Also, certain of his religious analogies haven’t gone over well. Jewish institutions largely remained publicly apolitical around the election, but the country’s leading Jewish association, known as the DAIA, accused Milei of trivializing the Holocaust after he compared Argentina’s COVID-19 health pass, which let people go to certain events, to the Star of David that Jews were forced to wear in Nazi Germany.
In September, several thousand Jews signed a letter saying that Milei “doesn’t represent us,” voicing their concern with his “expressions of hate” and his “political use of Judaism, its texts and its symbols.” They have also accused his vice president, Victoria Villarruel, of downplaying the crimes of the nation’s military dictatorship of the mid-1970s through early 1980s, when tens of thousands of people disappeared, according to human rights groups. Experts say that Jews, many of them prominent among targeted leftist students, were overrepresented in the ranks of the disappeared.
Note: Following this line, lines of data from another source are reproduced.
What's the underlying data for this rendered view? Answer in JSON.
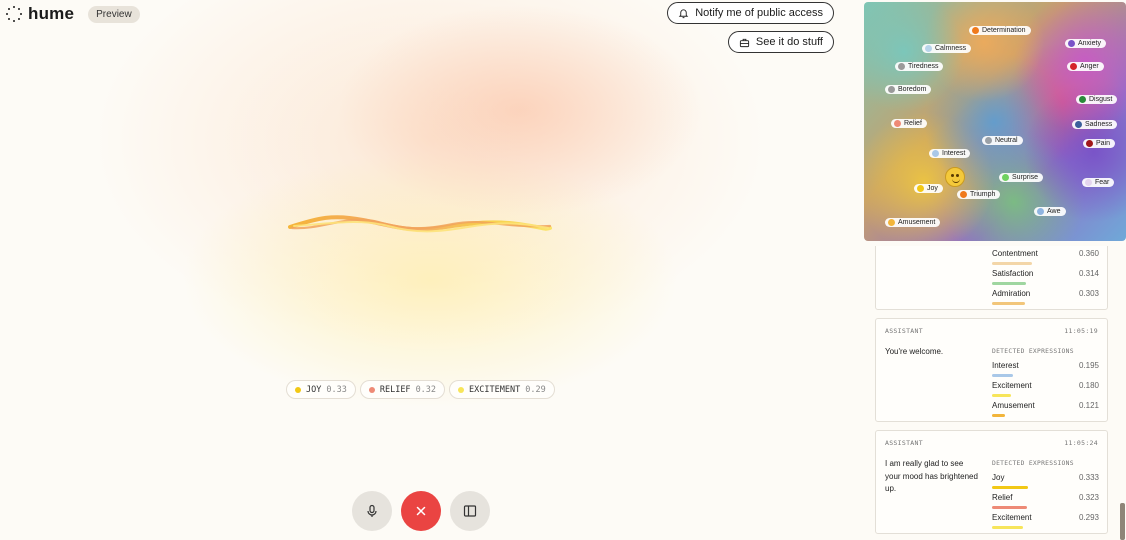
{
  "brand": {
    "name": "hume",
    "badge": "Preview"
  },
  "header": {
    "notify_label": "Notify me of public access",
    "see_label": "See it do stuff"
  },
  "expression_chips": [
    {
      "label": "JOY",
      "value": "0.33",
      "color": "#f2c814"
    },
    {
      "label": "RELIEF",
      "value": "0.32",
      "color": "#ee8a76"
    },
    {
      "label": "EXCITEMENT",
      "value": "0.29",
      "color": "#f7e55a"
    }
  ],
  "controls": {
    "mic_icon": "microphone-icon",
    "end_icon": "close-icon",
    "panel_icon": "sidebar-toggle-icon"
  },
  "emotion_map": {
    "labels": [
      {
        "text": "Determination",
        "color": "#f07a1c"
      },
      {
        "text": "Calmness",
        "color": "#b7d4ea"
      },
      {
        "text": "Anxiety",
        "color": "#7a52c8"
      },
      {
        "text": "Tiredness",
        "color": "#9a9a9a"
      },
      {
        "text": "Anger",
        "color": "#d4232a"
      },
      {
        "text": "Boredom",
        "color": "#9a9a9a"
      },
      {
        "text": "Disgust",
        "color": "#2a8a3a"
      },
      {
        "text": "Relief",
        "color": "#ee8a76"
      },
      {
        "text": "Sadness",
        "color": "#3c5f9c"
      },
      {
        "text": "Neutral",
        "color": "#9aa0a6"
      },
      {
        "text": "Pain",
        "color": "#a0161a"
      },
      {
        "text": "Interest",
        "color": "#a9c8e8"
      },
      {
        "text": "Surprise",
        "color": "#6fd160"
      },
      {
        "text": "Fear",
        "color": "#e4d4ee"
      },
      {
        "text": "Joy",
        "color": "#f2c814"
      },
      {
        "text": "Triumph",
        "color": "#f07a1c"
      },
      {
        "text": "Awe",
        "color": "#8fb4e0"
      },
      {
        "text": "Amusement",
        "color": "#f2b53a"
      }
    ]
  },
  "feed": {
    "card0": {
      "rows": [
        {
          "name": "Contentment",
          "value": "0.360",
          "color": "#f3d6a8"
        },
        {
          "name": "Satisfaction",
          "value": "0.314",
          "color": "#9fd6a0"
        },
        {
          "name": "Admiration",
          "value": "0.303",
          "color": "#f2c67a"
        }
      ]
    },
    "card1": {
      "role": "ASSISTANT",
      "time": "11:05:19",
      "message": "You're welcome.",
      "detected": "DETECTED EXPRESSIONS",
      "rows": [
        {
          "name": "Interest",
          "value": "0.195",
          "color": "#a9c8e8"
        },
        {
          "name": "Excitement",
          "value": "0.180",
          "color": "#f7e55a"
        },
        {
          "name": "Amusement",
          "value": "0.121",
          "color": "#f2b53a"
        }
      ]
    },
    "card2": {
      "role": "ASSISTANT",
      "time": "11:05:24",
      "message": "I am really glad to see your mood has brightened up.",
      "detected": "DETECTED EXPRESSIONS",
      "rows": [
        {
          "name": "Joy",
          "value": "0.333",
          "color": "#f2c814"
        },
        {
          "name": "Relief",
          "value": "0.323",
          "color": "#ee8a76"
        },
        {
          "name": "Excitement",
          "value": "0.293",
          "color": "#f7e55a"
        }
      ]
    }
  }
}
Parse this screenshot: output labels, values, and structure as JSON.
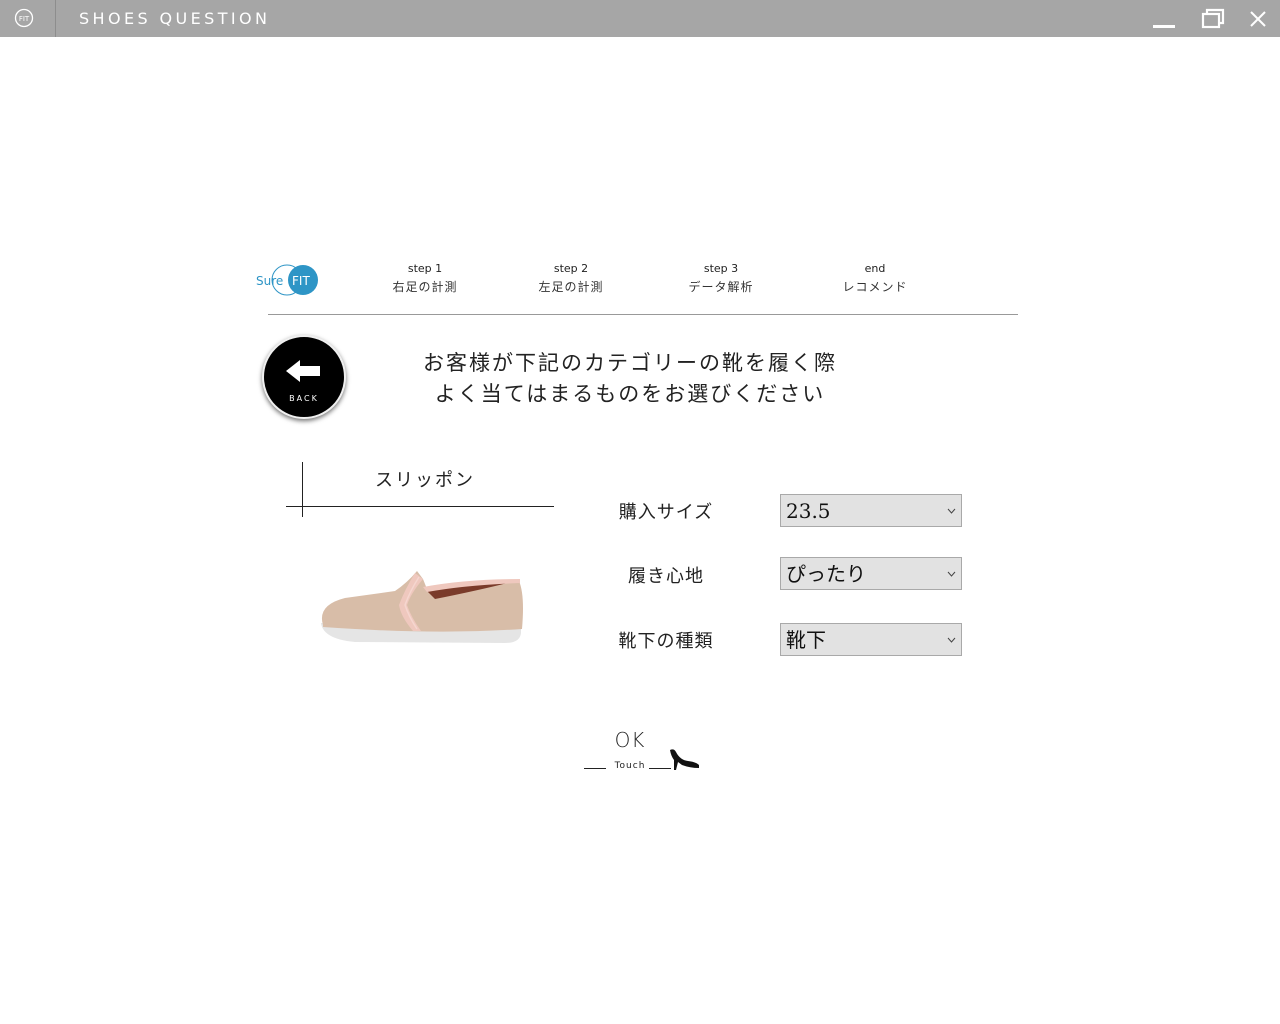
{
  "window": {
    "title": "SHOES QUESTION",
    "logo_text": "FIT"
  },
  "brand": {
    "logo_left": "Sure",
    "logo_right": "FIT",
    "accent_color": "#2e95c6"
  },
  "steps": [
    {
      "num": "step 1",
      "label": "右足の計測"
    },
    {
      "num": "step 2",
      "label": "左足の計測"
    },
    {
      "num": "step 3",
      "label": "データ解析"
    },
    {
      "num": "end",
      "label": "レコメンド"
    }
  ],
  "back_button": {
    "label": "BACK"
  },
  "instruction": {
    "line1": "お客様が下記のカテゴリーの靴を履く際",
    "line2": "よく当てはまるものをお選びください"
  },
  "category": {
    "label": "スリッポン",
    "icon": "slip-on-shoe"
  },
  "form": {
    "size": {
      "label": "購入サイズ",
      "value": "23.5"
    },
    "fit": {
      "label": "履き心地",
      "value": "ぴったり"
    },
    "sock": {
      "label": "靴下の種類",
      "value": "靴下"
    }
  },
  "ok_button": {
    "label": "OK",
    "sub_label": "Touch",
    "icon": "high-heel-icon"
  }
}
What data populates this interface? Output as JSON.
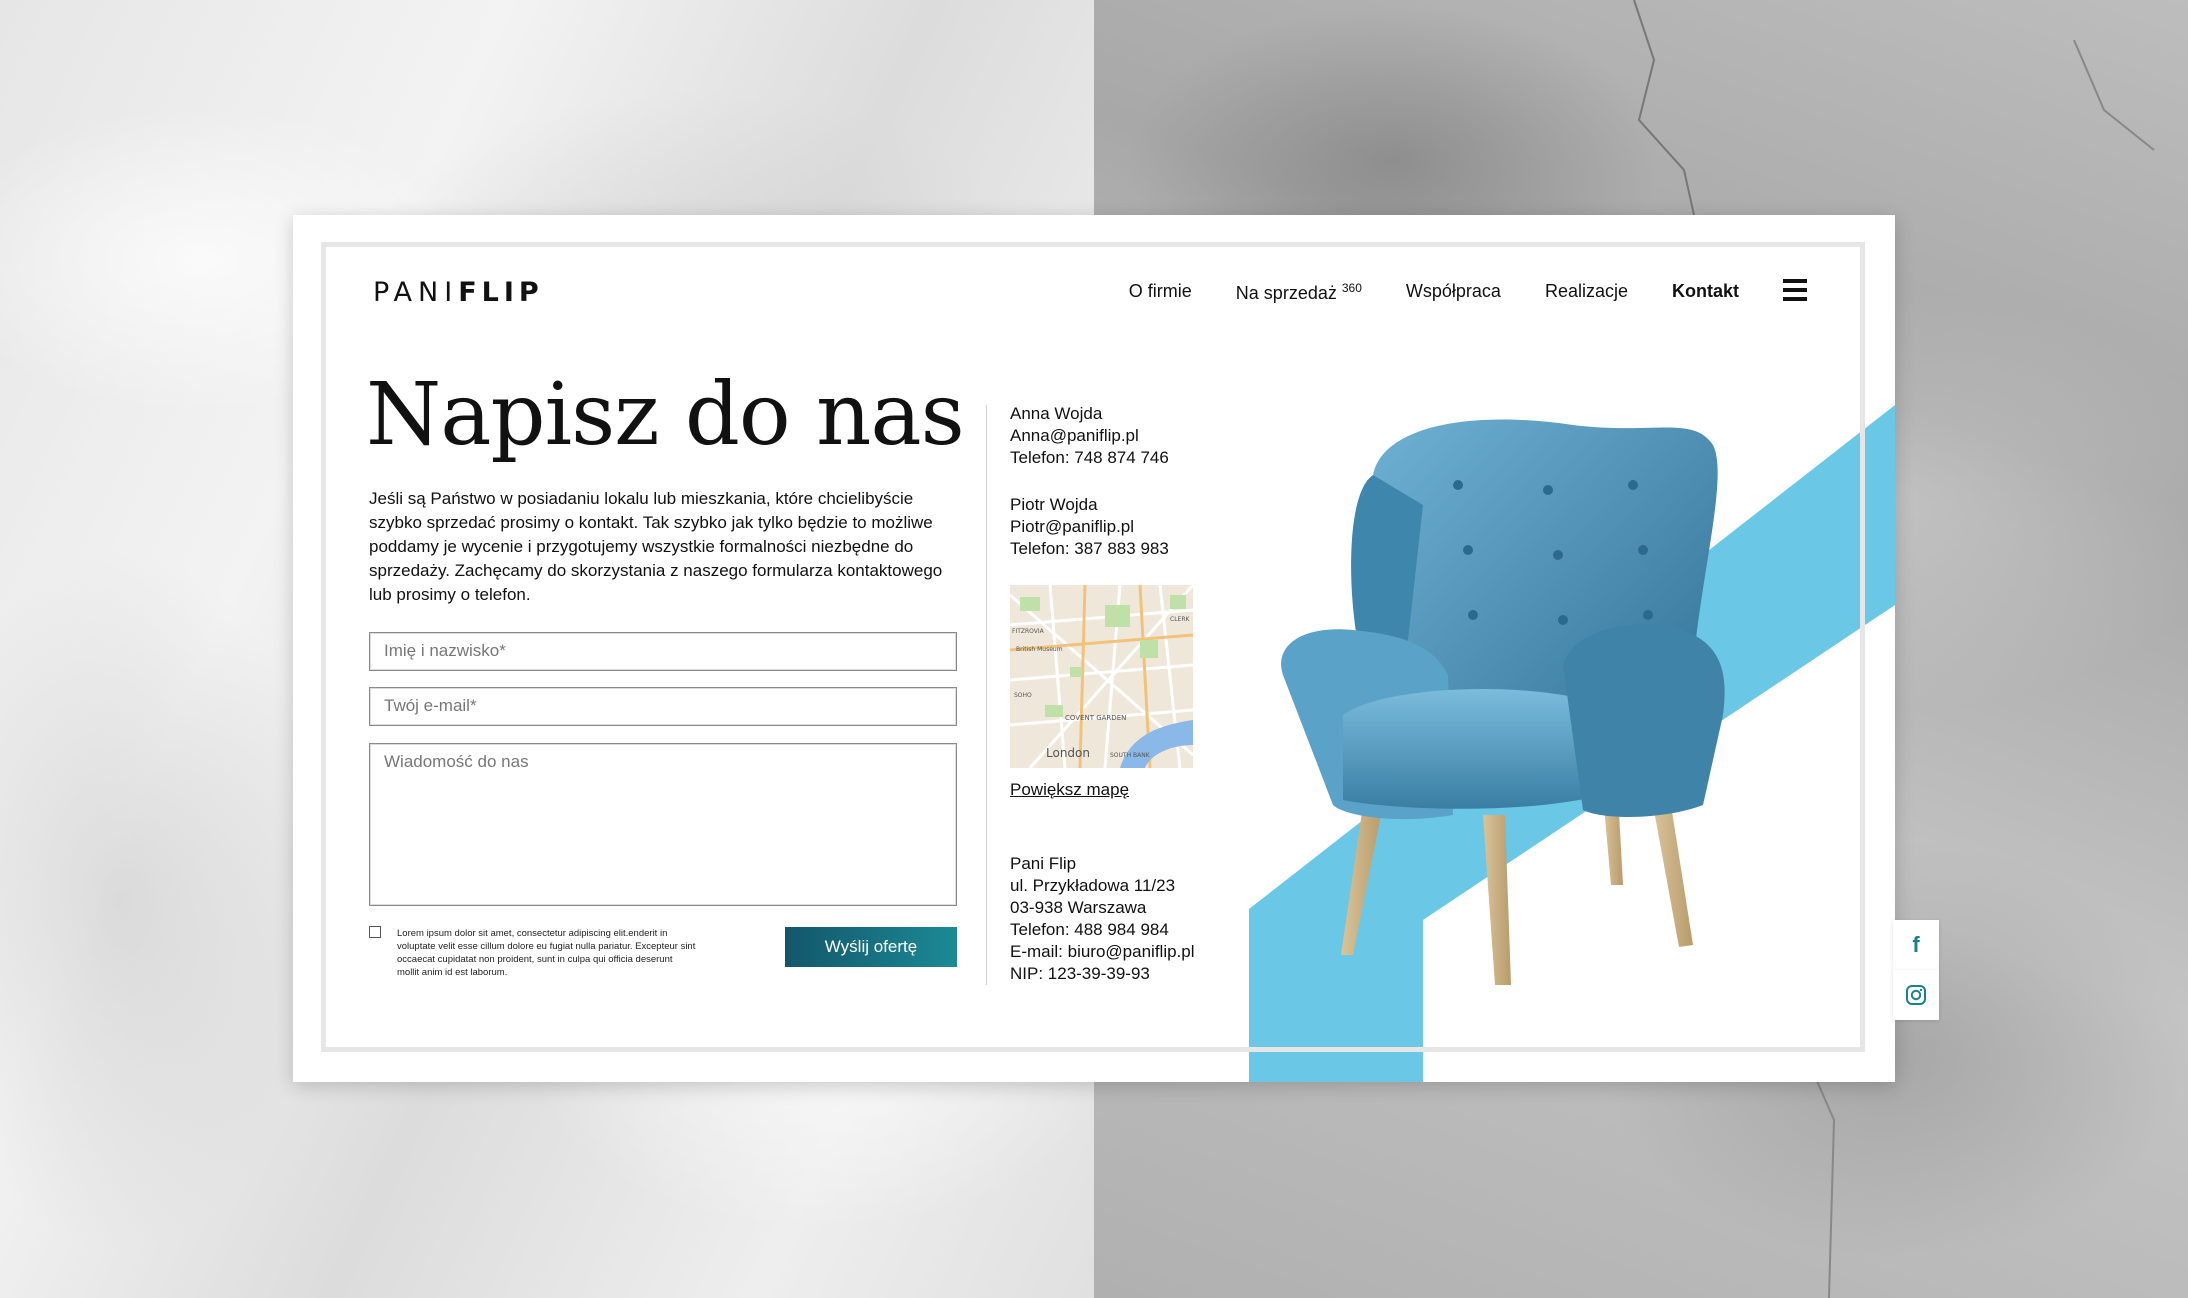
{
  "brand": {
    "logo_light": "PANI",
    "logo_bold": "FLIP"
  },
  "nav": {
    "items": [
      {
        "label": "O firmie"
      },
      {
        "label": "Na sprzedaż",
        "sup": "360"
      },
      {
        "label": "Współpraca"
      },
      {
        "label": "Realizacje"
      },
      {
        "label": "Kontakt",
        "active": true
      }
    ]
  },
  "main": {
    "title": "Napisz do nas",
    "intro": "Jeśli są Państwo w posiadaniu lokalu lub mieszkania, które chcielibyście szybko sprzedać prosimy o kontakt. Tak szybko jak tylko będzie to możliwe poddamy je wycenie i przygotujemy wszystkie formalności niezbędne do sprzedaży. Zachęcamy do skorzystania z naszego formularza kontaktowego lub prosimy o telefon."
  },
  "form": {
    "name_placeholder": "Imię i nazwisko*",
    "email_placeholder": "Twój e-mail*",
    "message_placeholder": "Wiadomość do nas",
    "consent": "Lorem ipsum dolor sit amet, consectetur adipiscing elit.enderit in voluptate velit esse cillum dolore eu fugiat nulla pariatur. Excepteur sint occaecat cupidatat non proident, sunt in culpa qui officia deserunt mollit anim id est laborum.",
    "submit_label": "Wyślij ofertę"
  },
  "contacts": {
    "anna": {
      "name": "Anna Wojda",
      "email": "Anna@paniflip.pl",
      "phone": "Telefon: 748 874 746"
    },
    "piotr": {
      "name": "Piotr Wojda",
      "email": "Piotr@paniflip.pl",
      "phone": "Telefon: 387 883 983"
    },
    "company": {
      "name": "Pani Flip",
      "street": "ul. Przykładowa 11/23",
      "city": "03-938 Warszawa",
      "phone": "Telefon: 488 984 984",
      "email": "E-mail: biuro@paniflip.pl",
      "nip": "NIP: 123-39-39-93"
    }
  },
  "map": {
    "link_label": "Powiększ mapę",
    "labels": {
      "covent": "COVENT GARDEN",
      "london": "London",
      "soho": "SOHO",
      "museum": "British Museum",
      "south": "SOUTH BANK",
      "fitz": "FITZROVIA",
      "clerk": "CLERK"
    }
  },
  "colors": {
    "accent": "#6ac8e6",
    "button": "#1c7f8e",
    "chair": "#4e93b8"
  },
  "social": {
    "facebook_icon": "f",
    "instagram_icon": "instagram"
  }
}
And in December, Milei faced backlash from the Argentine Forum Against Antisemitism, a recently formed civil society group, in response to his designation of Rodolfo Barra as his government’s chief legal officer. Barra had resigned as minister of justice in the 1990s after revelations surfaced that he had belonged to a neo-Nazi group as a teenager. (He has since apologized.)
Nonetheless, as Milei campaigned for the presidency, Judaism began appearing more and more in his statements. Last spring, he told the newspaper La Nación, “My main reference, to whom I refer continually, is Moses.”
Milei has made at least three trips since July to visit the grave of the Rebbe, who transformed the Chabad-Lubavitch Hasidic movement into a major force in Jewish life by dispatching representatives across the world to bring Jews closer to their faith.
On Milei’s most recent pilgrimage, he met Rabbi Simon Jacobson, the head of a New York spiritual center who told Milei about having been an oral scribe for the Rebbe — a job that entailed memorizing hours of his speeches on the Sabbath and holidays when recordings and notes are forbidden. Milei was so fascinated that he spoke about the encounter back in Argentina.
“He’s declared himself an open lover of Israel and Judaism,” said Alejandro Avruj, rabbi of Amijai, a conservative synagogue. “I expect that the government’s closeness ... not only to Israel but the Western world will be more than positive.”
According to campaign member Goldestein, Milei uses the ram’s horn as a stirring symbol to show “the feeling of liberty that can be woken inside every person.”
At a campaign rally in October, a huge screen with the image of a man wearing a Jewish prayer shawl and blowing a shofar suddenly illuminated the stadium. The sound of the instrument played before a video showing buildings crashing down and bombs exploding.
Moments later, Milei walked onstage to the sound of blaring rock music.